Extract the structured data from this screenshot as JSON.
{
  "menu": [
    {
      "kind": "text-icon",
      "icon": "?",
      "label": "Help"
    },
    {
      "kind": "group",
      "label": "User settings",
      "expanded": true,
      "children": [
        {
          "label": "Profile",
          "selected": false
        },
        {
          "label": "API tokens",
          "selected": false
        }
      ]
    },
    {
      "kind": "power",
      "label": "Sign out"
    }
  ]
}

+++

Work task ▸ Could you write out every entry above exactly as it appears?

Expected answer ▸
Extract the structured data from this screenshot as JSON.
{
  "menu": [
    {
      "kind": "text-icon",
      "icon": "?",
      "label": "Help"
    },
    {
      "kind": "group",
      "label": "User settings",
      "expanded": true,
      "children": [
        {
          "label": "Profile",
          "selected": false
        },
        {
          "label": "API tokens",
          "selected": false
        }
      ]
    },
    {
      "kind": "power",
      "label": "Sign out"
    }
  ]
}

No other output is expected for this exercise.